* _TASK OBJECTIVE_:
All lines in the material below that hold "this" should be found and copied.
++++ GIVEN ENTRIES
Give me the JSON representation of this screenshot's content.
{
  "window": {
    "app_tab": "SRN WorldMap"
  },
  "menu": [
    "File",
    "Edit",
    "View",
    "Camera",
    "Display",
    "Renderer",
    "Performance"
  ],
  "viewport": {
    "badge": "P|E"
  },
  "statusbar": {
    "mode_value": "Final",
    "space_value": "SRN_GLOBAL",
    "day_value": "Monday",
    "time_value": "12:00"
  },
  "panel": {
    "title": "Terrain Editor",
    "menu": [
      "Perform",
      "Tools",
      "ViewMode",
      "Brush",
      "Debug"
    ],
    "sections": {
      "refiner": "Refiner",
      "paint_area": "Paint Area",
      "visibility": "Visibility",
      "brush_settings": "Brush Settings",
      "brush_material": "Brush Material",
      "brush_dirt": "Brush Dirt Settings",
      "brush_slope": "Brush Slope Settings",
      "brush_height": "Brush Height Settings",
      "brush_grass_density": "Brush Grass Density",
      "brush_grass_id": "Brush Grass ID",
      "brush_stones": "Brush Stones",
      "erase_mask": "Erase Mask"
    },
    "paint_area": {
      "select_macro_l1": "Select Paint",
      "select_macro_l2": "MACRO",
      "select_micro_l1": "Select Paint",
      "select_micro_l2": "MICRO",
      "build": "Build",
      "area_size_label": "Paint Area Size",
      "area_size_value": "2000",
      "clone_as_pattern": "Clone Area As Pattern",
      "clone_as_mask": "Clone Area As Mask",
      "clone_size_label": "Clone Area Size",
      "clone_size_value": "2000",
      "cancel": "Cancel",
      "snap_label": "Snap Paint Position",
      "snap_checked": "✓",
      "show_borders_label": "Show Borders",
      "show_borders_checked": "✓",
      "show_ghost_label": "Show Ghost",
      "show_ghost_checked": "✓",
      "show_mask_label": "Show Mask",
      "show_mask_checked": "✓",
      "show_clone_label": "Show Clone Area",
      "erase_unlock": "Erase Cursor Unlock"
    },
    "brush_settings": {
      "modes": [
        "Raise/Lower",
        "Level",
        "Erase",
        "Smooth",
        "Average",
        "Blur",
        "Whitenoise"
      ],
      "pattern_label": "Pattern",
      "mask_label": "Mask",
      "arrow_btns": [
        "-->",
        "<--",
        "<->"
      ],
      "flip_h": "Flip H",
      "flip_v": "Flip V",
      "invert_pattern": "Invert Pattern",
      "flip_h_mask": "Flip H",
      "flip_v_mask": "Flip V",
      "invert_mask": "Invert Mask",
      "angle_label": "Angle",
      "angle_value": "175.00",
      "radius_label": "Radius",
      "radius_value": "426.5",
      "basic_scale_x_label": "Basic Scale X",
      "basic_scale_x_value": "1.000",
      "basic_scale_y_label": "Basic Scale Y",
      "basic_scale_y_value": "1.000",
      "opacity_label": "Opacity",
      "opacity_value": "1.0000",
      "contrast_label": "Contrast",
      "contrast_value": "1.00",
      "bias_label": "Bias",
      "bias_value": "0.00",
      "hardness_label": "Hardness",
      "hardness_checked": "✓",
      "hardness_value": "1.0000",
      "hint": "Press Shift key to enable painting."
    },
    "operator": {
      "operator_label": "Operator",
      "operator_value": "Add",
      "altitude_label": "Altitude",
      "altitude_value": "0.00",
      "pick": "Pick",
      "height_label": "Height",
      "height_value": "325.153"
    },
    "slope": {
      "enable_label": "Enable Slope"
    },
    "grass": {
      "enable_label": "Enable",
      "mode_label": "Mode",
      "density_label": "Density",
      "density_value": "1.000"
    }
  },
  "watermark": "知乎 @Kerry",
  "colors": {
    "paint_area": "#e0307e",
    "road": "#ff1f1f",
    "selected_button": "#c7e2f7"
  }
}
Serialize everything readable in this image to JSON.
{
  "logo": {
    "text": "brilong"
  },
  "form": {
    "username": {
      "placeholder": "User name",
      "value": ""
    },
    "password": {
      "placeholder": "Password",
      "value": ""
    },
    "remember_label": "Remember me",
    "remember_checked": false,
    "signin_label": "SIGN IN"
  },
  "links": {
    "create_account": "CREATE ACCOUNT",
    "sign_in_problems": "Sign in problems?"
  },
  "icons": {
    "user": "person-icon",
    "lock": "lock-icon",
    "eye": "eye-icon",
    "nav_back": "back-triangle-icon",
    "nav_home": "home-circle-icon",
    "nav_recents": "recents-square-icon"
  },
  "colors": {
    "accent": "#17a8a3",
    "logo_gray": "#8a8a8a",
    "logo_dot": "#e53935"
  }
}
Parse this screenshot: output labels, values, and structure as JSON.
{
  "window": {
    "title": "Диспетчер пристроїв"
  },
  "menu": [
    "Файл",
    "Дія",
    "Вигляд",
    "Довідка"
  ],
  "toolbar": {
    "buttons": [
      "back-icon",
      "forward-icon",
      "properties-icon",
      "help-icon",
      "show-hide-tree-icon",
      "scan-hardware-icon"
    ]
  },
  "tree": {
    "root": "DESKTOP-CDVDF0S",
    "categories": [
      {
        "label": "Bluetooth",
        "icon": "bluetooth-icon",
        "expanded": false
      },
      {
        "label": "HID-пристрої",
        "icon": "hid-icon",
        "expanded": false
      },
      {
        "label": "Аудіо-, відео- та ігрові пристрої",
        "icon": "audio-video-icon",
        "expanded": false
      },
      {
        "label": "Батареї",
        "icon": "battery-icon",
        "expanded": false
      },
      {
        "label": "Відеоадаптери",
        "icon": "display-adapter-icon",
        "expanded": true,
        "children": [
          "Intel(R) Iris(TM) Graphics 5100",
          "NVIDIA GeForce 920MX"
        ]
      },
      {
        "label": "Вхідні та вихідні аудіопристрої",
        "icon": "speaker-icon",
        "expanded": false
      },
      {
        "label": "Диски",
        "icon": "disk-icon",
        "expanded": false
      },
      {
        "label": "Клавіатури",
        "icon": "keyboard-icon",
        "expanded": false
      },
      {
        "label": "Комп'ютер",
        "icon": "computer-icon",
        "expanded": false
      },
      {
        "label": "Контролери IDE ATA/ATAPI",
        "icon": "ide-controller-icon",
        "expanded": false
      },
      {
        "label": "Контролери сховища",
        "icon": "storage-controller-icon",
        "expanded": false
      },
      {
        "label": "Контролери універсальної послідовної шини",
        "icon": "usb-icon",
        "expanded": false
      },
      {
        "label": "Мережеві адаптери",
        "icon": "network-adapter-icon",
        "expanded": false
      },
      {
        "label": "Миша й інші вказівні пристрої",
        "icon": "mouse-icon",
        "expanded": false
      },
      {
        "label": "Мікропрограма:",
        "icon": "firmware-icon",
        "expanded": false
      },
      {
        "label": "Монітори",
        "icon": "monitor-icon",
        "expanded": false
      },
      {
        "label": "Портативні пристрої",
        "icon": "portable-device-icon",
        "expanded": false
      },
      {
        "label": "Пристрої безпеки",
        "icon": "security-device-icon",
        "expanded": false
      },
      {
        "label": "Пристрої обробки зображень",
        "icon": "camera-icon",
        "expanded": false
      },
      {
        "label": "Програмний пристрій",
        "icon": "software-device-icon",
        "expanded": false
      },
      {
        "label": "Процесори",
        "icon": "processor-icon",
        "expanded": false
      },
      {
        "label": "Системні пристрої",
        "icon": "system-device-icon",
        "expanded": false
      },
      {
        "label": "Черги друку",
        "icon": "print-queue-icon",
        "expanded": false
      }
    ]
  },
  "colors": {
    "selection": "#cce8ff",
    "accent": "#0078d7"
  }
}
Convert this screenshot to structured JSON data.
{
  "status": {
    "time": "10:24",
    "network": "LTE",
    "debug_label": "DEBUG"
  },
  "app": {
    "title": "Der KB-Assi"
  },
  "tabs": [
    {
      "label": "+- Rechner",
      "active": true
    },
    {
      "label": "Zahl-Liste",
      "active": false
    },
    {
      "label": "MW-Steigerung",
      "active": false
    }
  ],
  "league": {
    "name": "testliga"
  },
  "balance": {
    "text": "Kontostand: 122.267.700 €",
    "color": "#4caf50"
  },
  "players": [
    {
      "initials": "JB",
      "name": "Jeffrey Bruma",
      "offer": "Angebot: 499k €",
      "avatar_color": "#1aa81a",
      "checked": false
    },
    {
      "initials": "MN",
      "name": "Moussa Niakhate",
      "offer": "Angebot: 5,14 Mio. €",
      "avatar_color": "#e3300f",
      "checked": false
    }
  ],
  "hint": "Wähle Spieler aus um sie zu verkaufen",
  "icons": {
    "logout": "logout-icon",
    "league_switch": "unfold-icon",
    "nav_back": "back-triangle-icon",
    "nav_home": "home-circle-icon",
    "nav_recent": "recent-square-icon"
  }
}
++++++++
* _ANSWER AREA_:
Give me the JSON representation of this screenshot's content.
Serialize everything readable in this image to JSON.
Parse this screenshot: output labels, values, and structure as JSON.
Convert this screenshot to structured JSON data.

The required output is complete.